Provisional versions of the Terrestrial Ecozones and Ecoregions of Canada map at 1:7.5 million scale were distributed to provincial collaborators for comment in December 1993 and a revised version was released in May 1994. Ecozone names remain from Wiken (1986). Ecoregion names are generally derived from a centrally located, prominent physiographic feature such as a mountain range, plateau, plain, basin, or lake, within the respective map unit. Ecodistricts are displayed on a separate series of 6 regional map coverages at map scales of 1:2 million in British Columbia and the Yukon, the Prairie Provinces, Ontario, Quebec, and Atlantic Provinces, and 1:3 million in the Northwest Territories. Each ecodistrict is identified by a unique number. It is intended that other levels of the hierarchy, particularly the ecoprovinces, will be revised in future framework developments.

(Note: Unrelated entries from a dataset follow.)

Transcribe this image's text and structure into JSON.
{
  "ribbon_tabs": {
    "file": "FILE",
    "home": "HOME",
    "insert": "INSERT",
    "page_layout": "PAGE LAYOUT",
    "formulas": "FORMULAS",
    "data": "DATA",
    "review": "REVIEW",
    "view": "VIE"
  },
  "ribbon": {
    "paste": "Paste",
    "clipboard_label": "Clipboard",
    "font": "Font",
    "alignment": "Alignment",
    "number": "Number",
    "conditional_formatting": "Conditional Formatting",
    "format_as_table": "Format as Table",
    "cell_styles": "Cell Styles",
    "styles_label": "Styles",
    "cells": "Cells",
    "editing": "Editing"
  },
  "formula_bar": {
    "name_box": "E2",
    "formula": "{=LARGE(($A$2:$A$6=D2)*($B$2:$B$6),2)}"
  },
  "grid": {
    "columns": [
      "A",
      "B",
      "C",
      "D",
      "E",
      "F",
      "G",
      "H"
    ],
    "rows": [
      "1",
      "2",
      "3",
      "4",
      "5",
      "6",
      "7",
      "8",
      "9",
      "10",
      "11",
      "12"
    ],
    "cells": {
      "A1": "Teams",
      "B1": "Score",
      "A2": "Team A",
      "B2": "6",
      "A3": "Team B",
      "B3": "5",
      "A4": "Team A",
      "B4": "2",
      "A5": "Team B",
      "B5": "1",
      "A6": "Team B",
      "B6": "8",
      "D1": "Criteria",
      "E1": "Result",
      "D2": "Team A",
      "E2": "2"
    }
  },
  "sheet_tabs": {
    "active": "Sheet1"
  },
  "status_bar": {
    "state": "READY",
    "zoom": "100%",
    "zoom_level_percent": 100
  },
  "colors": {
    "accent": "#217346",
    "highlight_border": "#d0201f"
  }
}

Attributes and their referenced sources are documented for each revised level of the framework in Table 2. The names that appear on the 1:7.5 million map legend are stored as ecozone, ecoregion, and ecodistrict attributes within the framework data model. The hierarchical framework consists of 15 ecozones. Within these are 194 ecoregions, some of which contain more than one map polygon, so there are 217 ecoregion map polygons in total. For example, the Long Range Mountains ecoregion in Newfoundland is composed of three map polygons (108, 110 and 111). There are 1020 ecodistricts which are directly linked to the approximately 17 000 soil landscape polygons and their associated data stored in CanSIS. All polygons are physically nested and linked by unique polygon numbers at each level (Figure 3). In Alberta, revisions to the soil landscape polygons must first be completed before full nesting is achieved.

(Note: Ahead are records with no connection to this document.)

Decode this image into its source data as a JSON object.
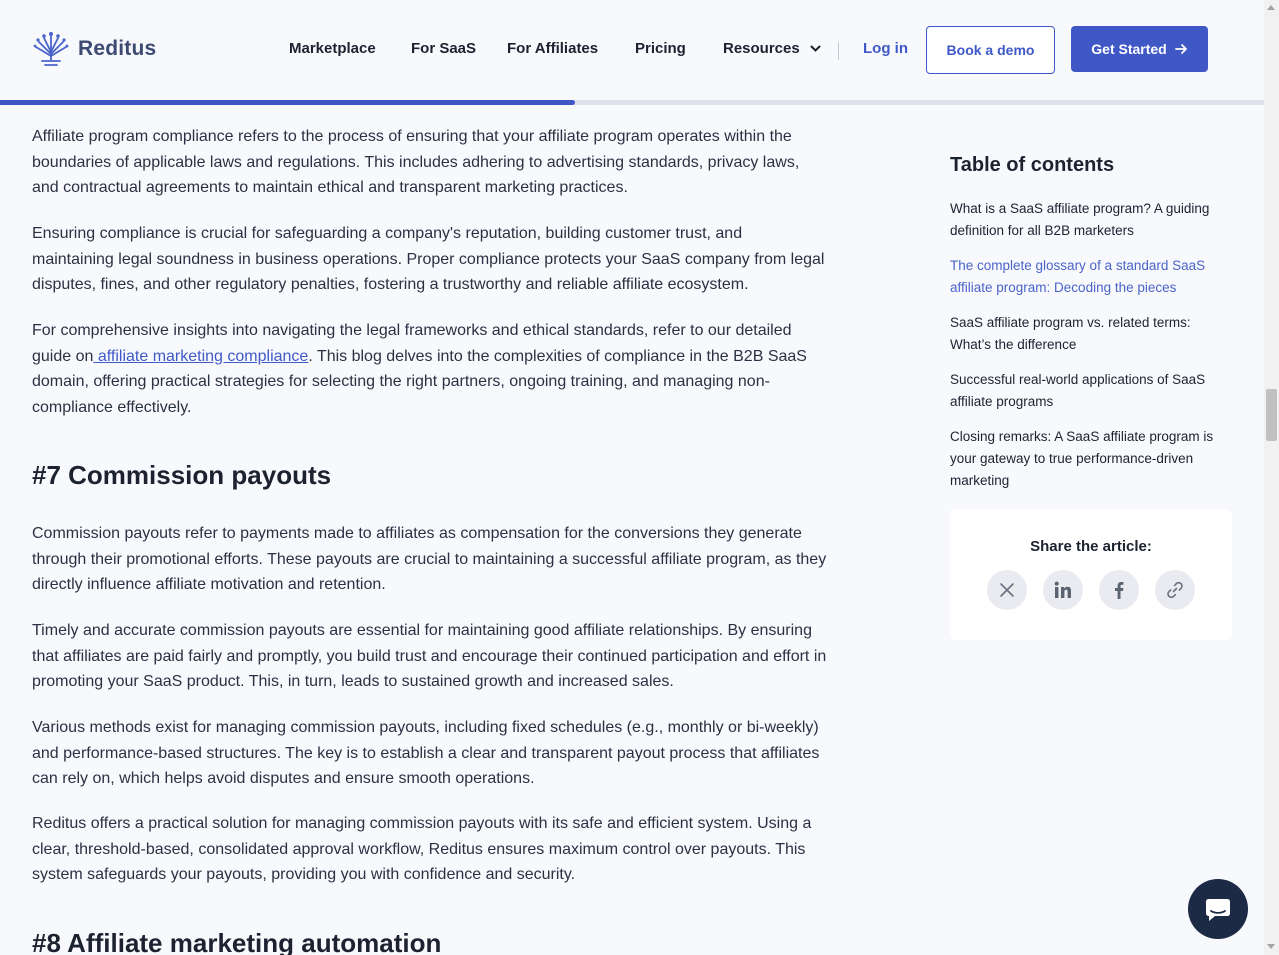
{
  "header": {
    "logo_text": "Reditus",
    "nav": [
      {
        "label": "Marketplace"
      },
      {
        "label": "For SaaS"
      },
      {
        "label": "For Affiliates"
      },
      {
        "label": "Pricing"
      },
      {
        "label": "Resources"
      }
    ],
    "login_label": "Log in",
    "demo_label": "Book a demo",
    "start_label": "Get Started"
  },
  "reading_progress": 0.455,
  "article": {
    "p1": "Affiliate program compliance refers to the process of ensuring that your affiliate program operates within the boundaries of applicable laws and regulations. This includes adhering to advertising standards, privacy laws, and contractual agreements to maintain ethical and transparent marketing practices.",
    "p2": "Ensuring compliance is crucial for safeguarding a company's reputation, building customer trust, and maintaining legal soundness in business operations. Proper compliance protects your SaaS company from legal disputes, fines, and other regulatory penalties, fostering a trustworthy and reliable affiliate ecosystem.",
    "p3_before": "For comprehensive insights into navigating the legal frameworks and ethical standards, refer to our detailed guide on",
    "p3_link": " affiliate marketing compliance",
    "p3_after": ". This blog delves into the complexities of compliance in the B2B SaaS domain, offering practical strategies for selecting the right partners, ongoing training, and managing non-compliance effectively.",
    "h7": "#7 Commission payouts",
    "p4": "Commission payouts refer to payments made to affiliates as compensation for the conversions they generate through their promotional efforts. These payouts are crucial to maintaining a successful affiliate program, as they directly influence affiliate motivation and retention.",
    "p5": "Timely and accurate commission payouts are essential for maintaining good affiliate relationships. By ensuring that affiliates are paid fairly and promptly, you build trust and encourage their continued participation and effort in promoting your SaaS product. This, in turn, leads to sustained growth and increased sales.",
    "p6": "Various methods exist for managing commission payouts, including fixed schedules (e.g., monthly or bi-weekly) and performance-based structures. The key is to establish a clear and transparent payout process that affiliates can rely on, which helps avoid disputes and ensure smooth operations.",
    "p7": "Reditus offers a practical solution for managing commission payouts with its safe and efficient system. Using a clear, threshold-based, consolidated approval workflow, Reditus ensures maximum control over payouts. This system safeguards your payouts, providing you with confidence and security.",
    "h8": "#8 Affiliate marketing automation"
  },
  "toc": {
    "title": "Table of contents",
    "items": [
      {
        "label": "What is a SaaS affiliate program? A guiding definition for all B2B marketers"
      },
      {
        "label": "The complete glossary of a standard SaaS affiliate program: Decoding the pieces"
      },
      {
        "label": "SaaS affiliate program vs. related terms: What’s the difference"
      },
      {
        "label": "Successful real-world applications of SaaS affiliate programs"
      },
      {
        "label": "Closing remarks: A SaaS affiliate program is your gateway to true performance-driven marketing"
      }
    ]
  },
  "share": {
    "title": "Share the article:",
    "buttons": [
      {
        "icon": "x-twitter-icon"
      },
      {
        "icon": "linkedin-icon"
      },
      {
        "icon": "facebook-icon"
      },
      {
        "icon": "link-icon"
      }
    ]
  },
  "colors": {
    "accent": "#4058c6",
    "link": "#3f59c8",
    "toc_active": "#4a63c9",
    "chat": "#1c2a46",
    "background": "#f8f9fc"
  }
}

The national 1:7.5 million scale map has been produced for this package by digital files and conventional offset printing. Also available are a series of 1:2 and 1:3 million regional coverages showing ecozone, ecoregion, and ecodistrict lines. All maps are available from CanSIS in hard copy or digital form for a variety of GIS systems.

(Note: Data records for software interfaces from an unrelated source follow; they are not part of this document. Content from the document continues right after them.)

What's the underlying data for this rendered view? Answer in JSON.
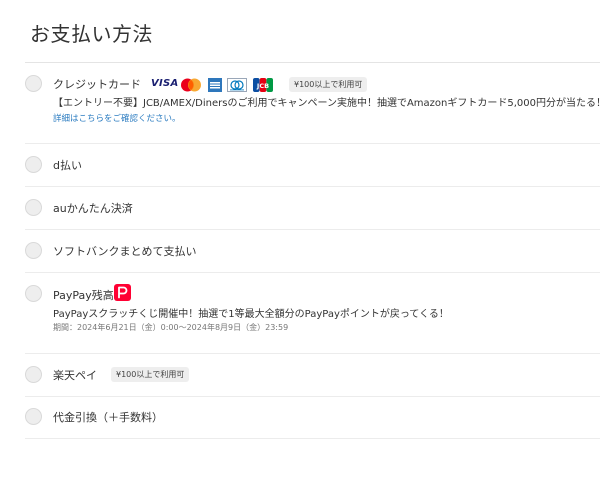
{
  "page": {
    "title": "お支払い方法"
  },
  "payment_options": {
    "credit_card": {
      "label": "クレジットカード",
      "badge": "¥100以上で利用可",
      "brand_icons": [
        "visa-icon",
        "mastercard-icon",
        "amex-icon",
        "diners-icon",
        "jcb-icon"
      ],
      "visa_text": "VISA",
      "jcb_text": "JCB",
      "campaign": "【エントリー不要】JCB/AMEX/Dinersのご利用でキャンペーン実施中！抽選でAmazonギフトカード5,000円分が当たる！",
      "details_link": "詳細はこちらをご確認ください。"
    },
    "d_barai": {
      "label": "d払い"
    },
    "au": {
      "label": "auかんたん決済"
    },
    "softbank": {
      "label": "ソフトバンクまとめて支払い"
    },
    "paypay": {
      "label": "PayPay残高",
      "icon": "paypay-logo-icon",
      "campaign": "PayPayスクラッチくじ開催中！抽選で1等最大全額分のPayPayポイントが戻ってくる！",
      "period": "期間：2024年6月21日（金）0:00〜2024年8月9日（金）23:59"
    },
    "rakuten": {
      "label": "楽天ペイ",
      "badge": "¥100以上で利用可"
    },
    "cod": {
      "label": "代金引換（＋手数料）"
    }
  },
  "colors": {
    "accent_link": "#2a7bc0",
    "paypay_red": "#ff0033",
    "visa_blue": "#1a1f71",
    "amex_blue": "#2e77bc",
    "mastercard_red": "#eb001b",
    "mastercard_orange": "#f79e1b"
  }
}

Brief narrative descriptions of each ecozone and ecoregion can be found in the Appendix. These descriptions represent a preliminary first version and provide a cursory overview of the principal attributes of each unit. Enhancements of the database and descriptions with additional biological, socioeconomic, and resource data will be ongoing.